Obviously, that was just one silly, effete woman. But people in general are bad at buckling down when they’ve got 500 channels at home, a nice car, and the ability to eat at nice restaurants whenever they want. Starting a business is just too much work for them; every time they sit down to do something, they must deploy substantial reserves of willpower to forgo the luxuries in their lives.
If you do not have these luxuries, it is easier for you to expend willpower to start a business, create a great work portfolio, etc. Many studies have shown that willpower is a limited commodity (if you are using willpower to force yourself to exercise, you will have less willpower to force yourself to study, etc.) By having less luxury, you have more willpower. Willpower is something that cannot be purchased at any price; it is a tremendous advantage.
Finally: when success comes, you will enjoy it more.
Some experts say that everyone has a happiness set-point, and that after very good or very bad things happen to you, you tend to return to that set-point. I think this effect can be easily overridden by more powerful experiences and drives.
I was a miserable child; I hated the institution of childhood and found my entire life degrading. I was a snide teenager, because I didn’t know any better way to be. I am a ridiculously happy 32 year old, and even I marvel at the things that make me happy — I’ve lived in my apartment building for two and a half years, and I never stop marveling at its Art Deco exterior and the fact that I have the elusive New York dishwasher (really, those are very hard to find in Manhattan).
These things — and many others — make me happy every single day, and they never wear off. This is obviously, to me, a result of having lived on lentils, done degrading work for horrible people for not enough dollars, lived in a den of East Harlem rats, and been class-humiliated in school and financially shamed in New York. (See Bullish: How to Motivate Yourself to Be Motivated, which recommends the strategies of disgust, fear, and revenge.)
Once your basic needs are taken care of, the purpose of making more money is to bring you pleasure. So, if you were the sort of person who were immune to the pleasures of money — a blasé individual who had always had some — then what would be the fucking point of anything?

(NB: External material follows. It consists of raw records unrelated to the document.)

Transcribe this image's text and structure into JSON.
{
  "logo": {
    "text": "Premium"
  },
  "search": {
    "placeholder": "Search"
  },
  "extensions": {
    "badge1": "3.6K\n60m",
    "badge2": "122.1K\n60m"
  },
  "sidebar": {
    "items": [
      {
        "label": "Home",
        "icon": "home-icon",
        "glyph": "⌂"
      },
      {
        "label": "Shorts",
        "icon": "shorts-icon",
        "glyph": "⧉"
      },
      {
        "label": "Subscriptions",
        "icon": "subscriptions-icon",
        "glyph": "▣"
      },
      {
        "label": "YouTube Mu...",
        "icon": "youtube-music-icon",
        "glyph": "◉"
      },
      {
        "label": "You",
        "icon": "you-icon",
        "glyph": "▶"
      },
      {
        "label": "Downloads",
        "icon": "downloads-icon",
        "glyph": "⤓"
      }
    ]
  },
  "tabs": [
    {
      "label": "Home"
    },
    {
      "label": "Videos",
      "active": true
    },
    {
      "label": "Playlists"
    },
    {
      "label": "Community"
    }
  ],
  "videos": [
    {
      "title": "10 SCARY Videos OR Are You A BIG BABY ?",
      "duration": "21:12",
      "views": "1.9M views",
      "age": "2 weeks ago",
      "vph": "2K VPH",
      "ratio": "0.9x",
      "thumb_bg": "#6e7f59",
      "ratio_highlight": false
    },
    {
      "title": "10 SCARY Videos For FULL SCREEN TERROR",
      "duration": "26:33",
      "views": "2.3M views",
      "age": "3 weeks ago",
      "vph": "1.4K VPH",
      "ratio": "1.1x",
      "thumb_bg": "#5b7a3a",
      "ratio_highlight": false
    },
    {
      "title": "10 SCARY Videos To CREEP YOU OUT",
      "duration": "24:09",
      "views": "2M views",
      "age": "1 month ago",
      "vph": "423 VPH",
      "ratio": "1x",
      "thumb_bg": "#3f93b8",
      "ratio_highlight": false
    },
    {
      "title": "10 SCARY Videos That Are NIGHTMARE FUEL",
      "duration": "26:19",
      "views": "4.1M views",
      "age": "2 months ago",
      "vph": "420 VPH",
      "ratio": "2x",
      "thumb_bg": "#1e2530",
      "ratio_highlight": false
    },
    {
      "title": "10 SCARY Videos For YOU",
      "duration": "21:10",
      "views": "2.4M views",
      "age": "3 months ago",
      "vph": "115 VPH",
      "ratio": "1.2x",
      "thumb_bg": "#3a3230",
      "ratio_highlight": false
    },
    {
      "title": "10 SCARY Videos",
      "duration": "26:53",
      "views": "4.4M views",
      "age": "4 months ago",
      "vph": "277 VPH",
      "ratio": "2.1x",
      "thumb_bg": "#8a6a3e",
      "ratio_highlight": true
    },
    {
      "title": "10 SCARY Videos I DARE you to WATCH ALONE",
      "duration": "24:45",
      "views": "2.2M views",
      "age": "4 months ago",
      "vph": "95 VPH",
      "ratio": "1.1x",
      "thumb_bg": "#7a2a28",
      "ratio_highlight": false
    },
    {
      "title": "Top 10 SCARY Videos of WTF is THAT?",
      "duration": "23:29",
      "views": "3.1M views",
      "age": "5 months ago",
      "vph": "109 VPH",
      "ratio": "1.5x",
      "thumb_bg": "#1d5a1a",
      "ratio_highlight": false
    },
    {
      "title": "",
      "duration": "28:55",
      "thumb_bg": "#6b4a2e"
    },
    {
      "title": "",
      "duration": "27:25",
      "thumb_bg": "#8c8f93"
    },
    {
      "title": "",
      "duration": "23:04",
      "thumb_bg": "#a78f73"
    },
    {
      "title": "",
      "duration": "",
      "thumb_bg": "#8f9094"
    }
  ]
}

Being broke now is a launch pad to whatever you want to do in the future. Let lazy people frolic in the Hamptons, get seasick on the ferry, and get body-scanned at the airport. There are things to be done, and it can actually even be enjoyable to use this life stage to get ahead.
originally published on The Gloss